About this task. Copy the data exactly, keeping every line intact.

Data records for software interfaces

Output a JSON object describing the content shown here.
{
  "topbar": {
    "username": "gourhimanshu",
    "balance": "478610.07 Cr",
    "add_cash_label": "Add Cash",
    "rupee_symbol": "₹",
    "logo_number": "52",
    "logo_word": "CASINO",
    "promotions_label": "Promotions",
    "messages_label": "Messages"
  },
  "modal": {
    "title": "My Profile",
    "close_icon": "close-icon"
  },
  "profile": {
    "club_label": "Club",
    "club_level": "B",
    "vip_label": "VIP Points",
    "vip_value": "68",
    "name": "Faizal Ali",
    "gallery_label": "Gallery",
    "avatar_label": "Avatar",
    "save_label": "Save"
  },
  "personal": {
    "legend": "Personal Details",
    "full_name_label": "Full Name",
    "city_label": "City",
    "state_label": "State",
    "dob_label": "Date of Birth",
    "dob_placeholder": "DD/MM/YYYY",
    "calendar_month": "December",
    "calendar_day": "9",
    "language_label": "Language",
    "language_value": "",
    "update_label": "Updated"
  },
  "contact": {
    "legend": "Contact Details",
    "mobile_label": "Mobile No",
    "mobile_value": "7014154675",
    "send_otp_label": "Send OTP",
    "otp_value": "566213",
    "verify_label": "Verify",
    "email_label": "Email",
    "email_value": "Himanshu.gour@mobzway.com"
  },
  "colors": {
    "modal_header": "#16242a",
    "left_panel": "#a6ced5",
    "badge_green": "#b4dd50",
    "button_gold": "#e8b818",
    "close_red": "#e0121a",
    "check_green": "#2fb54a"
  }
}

Final answer.
Output a JSON object describing the content shown here.
{
  "topbar": {
    "username": "gourhimanshu",
    "balance": "478610.07 Cr",
    "add_cash_label": "Add Cash",
    "rupee_symbol": "₹",
    "logo_number": "52",
    "logo_word": "CASINO",
    "promotions_label": "Promotions",
    "messages_label": "Messages"
  },
  "modal": {
    "title": "My Profile",
    "close_icon": "close-icon"
  },
  "profile": {
    "club_label": "Club",
    "club_level": "B",
    "vip_label": "VIP Points",
    "vip_value": "68",
    "name": "Faizal Ali",
    "gallery_label": "Gallery",
    "avatar_label": "Avatar",
    "save_label": "Save"
  },
  "personal": {
    "legend": "Personal Details",
    "full_name_label": "Full Name",
    "city_label": "City",
    "state_label": "State",
    "dob_label": "Date of Birth",
    "dob_placeholder": "DD/MM/YYYY",
    "calendar_month": "December",
    "calendar_day": "9",
    "language_label": "Language",
    "language_value": "",
    "update_label": "Updated"
  },
  "contact": {
    "legend": "Contact Details",
    "mobile_label": "Mobile No",
    "mobile_value": "7014154675",
    "send_otp_label": "Send OTP",
    "otp_value": "566213",
    "verify_label": "Verify",
    "email_label": "Email",
    "email_value": "Himanshu.gour@mobzway.com"
  },
  "colors": {
    "modal_header": "#16242a",
    "left_panel": "#a6ced5",
    "badge_green": "#b4dd50",
    "button_gold": "#e8b818",
    "close_red": "#e0121a",
    "check_green": "#2fb54a"
  }
}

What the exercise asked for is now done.